* About this exercise: When you have read the listing, copy all of it without any change.

* Data shown:
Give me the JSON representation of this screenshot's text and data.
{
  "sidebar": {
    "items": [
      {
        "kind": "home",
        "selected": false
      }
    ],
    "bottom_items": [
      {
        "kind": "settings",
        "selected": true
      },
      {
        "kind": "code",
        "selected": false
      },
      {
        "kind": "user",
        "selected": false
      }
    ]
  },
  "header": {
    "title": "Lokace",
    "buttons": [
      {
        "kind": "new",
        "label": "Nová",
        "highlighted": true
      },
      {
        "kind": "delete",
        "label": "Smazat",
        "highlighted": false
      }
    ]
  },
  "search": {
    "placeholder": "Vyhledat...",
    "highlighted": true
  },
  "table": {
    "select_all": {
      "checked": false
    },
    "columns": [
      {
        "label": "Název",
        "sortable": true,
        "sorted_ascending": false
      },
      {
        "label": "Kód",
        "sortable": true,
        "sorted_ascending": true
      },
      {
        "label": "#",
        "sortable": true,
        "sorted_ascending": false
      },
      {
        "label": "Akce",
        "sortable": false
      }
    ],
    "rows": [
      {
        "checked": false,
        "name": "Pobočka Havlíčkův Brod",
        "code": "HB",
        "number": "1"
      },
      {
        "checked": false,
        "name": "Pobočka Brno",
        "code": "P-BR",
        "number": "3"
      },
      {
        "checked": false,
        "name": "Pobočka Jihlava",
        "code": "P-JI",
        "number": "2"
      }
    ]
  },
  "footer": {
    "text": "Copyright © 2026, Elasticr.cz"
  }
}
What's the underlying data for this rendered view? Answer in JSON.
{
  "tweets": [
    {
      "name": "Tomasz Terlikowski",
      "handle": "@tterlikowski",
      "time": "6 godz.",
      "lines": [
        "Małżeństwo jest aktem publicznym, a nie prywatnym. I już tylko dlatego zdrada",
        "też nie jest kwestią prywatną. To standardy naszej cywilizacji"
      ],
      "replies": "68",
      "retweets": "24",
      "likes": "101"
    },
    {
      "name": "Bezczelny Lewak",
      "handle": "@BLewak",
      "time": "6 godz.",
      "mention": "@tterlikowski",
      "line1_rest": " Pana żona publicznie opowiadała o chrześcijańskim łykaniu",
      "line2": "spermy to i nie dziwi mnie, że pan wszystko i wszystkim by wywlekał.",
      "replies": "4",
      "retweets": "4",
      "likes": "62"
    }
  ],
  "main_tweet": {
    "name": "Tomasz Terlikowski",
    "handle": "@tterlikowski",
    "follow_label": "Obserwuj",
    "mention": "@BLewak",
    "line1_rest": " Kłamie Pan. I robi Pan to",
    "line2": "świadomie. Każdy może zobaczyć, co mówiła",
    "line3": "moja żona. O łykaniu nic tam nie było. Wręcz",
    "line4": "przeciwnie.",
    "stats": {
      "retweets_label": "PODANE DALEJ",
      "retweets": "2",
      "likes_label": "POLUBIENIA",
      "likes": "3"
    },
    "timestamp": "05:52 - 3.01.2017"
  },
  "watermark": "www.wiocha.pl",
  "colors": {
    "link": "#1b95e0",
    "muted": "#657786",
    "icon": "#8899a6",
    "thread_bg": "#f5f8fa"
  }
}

* Result of this exercise:
Give me the JSON representation of this screenshot's text and data.
{
  "sidebar": {
    "items": [
      {
        "kind": "home",
        "selected": false
      }
    ],
    "bottom_items": [
      {
        "kind": "settings",
        "selected": true
      },
      {
        "kind": "code",
        "selected": false
      },
      {
        "kind": "user",
        "selected": false
      }
    ]
  },
  "header": {
    "title": "Lokace",
    "buttons": [
      {
        "kind": "new",
        "label": "Nová",
        "highlighted": true
      },
      {
        "kind": "delete",
        "label": "Smazat",
        "highlighted": false
      }
    ]
  },
  "search": {
    "placeholder": "Vyhledat...",
    "highlighted": true
  },
  "table": {
    "select_all": {
      "checked": false
    },
    "columns": [
      {
        "label": "Název",
        "sortable": true,
        "sorted_ascending": false
      },
      {
        "label": "Kód",
        "sortable": true,
        "sorted_ascending": true
      },
      {
        "label": "#",
        "sortable": true,
        "sorted_ascending": false
      },
      {
        "label": "Akce",
        "sortable": false
      }
    ],
    "rows": [
      {
        "checked": false,
        "name": "Pobočka Havlíčkův Brod",
        "code": "HB",
        "number": "1"
      },
      {
        "checked": false,
        "name": "Pobočka Brno",
        "code": "P-BR",
        "number": "3"
      },
      {
        "checked": false,
        "name": "Pobočka Jihlava",
        "code": "P-JI",
        "number": "2"
      }
    ]
  },
  "footer": {
    "text": "Copyright © 2026, Elasticr.cz"
  }
}
What's the underlying data for this rendered view? Answer in JSON.
{
  "tweets": [
    {
      "name": "Tomasz Terlikowski",
      "handle": "@tterlikowski",
      "time": "6 godz.",
      "lines": [
        "Małżeństwo jest aktem publicznym, a nie prywatnym. I już tylko dlatego zdrada",
        "też nie jest kwestią prywatną. To standardy naszej cywilizacji"
      ],
      "replies": "68",
      "retweets": "24",
      "likes": "101"
    },
    {
      "name": "Bezczelny Lewak",
      "handle": "@BLewak",
      "time": "6 godz.",
      "mention": "@tterlikowski",
      "line1_rest": " Pana żona publicznie opowiadała o chrześcijańskim łykaniu",
      "line2": "spermy to i nie dziwi mnie, że pan wszystko i wszystkim by wywlekał.",
      "replies": "4",
      "retweets": "4",
      "likes": "62"
    }
  ],
  "main_tweet": {
    "name": "Tomasz Terlikowski",
    "handle": "@tterlikowski",
    "follow_label": "Obserwuj",
    "mention": "@BLewak",
    "line1_rest": " Kłamie Pan. I robi Pan to",
    "line2": "świadomie. Każdy może zobaczyć, co mówiła",
    "line3": "moja żona. O łykaniu nic tam nie było. Wręcz",
    "line4": "przeciwnie.",
    "stats": {
      "retweets_label": "PODANE DALEJ",
      "retweets": "2",
      "likes_label": "POLUBIENIA",
      "likes": "3"
    },
    "timestamp": "05:52 - 3.01.2017"
  },
  "watermark": "www.wiocha.pl",
  "colors": {
    "link": "#1b95e0",
    "muted": "#657786",
    "icon": "#8899a6",
    "thread_bg": "#f5f8fa"
  }
}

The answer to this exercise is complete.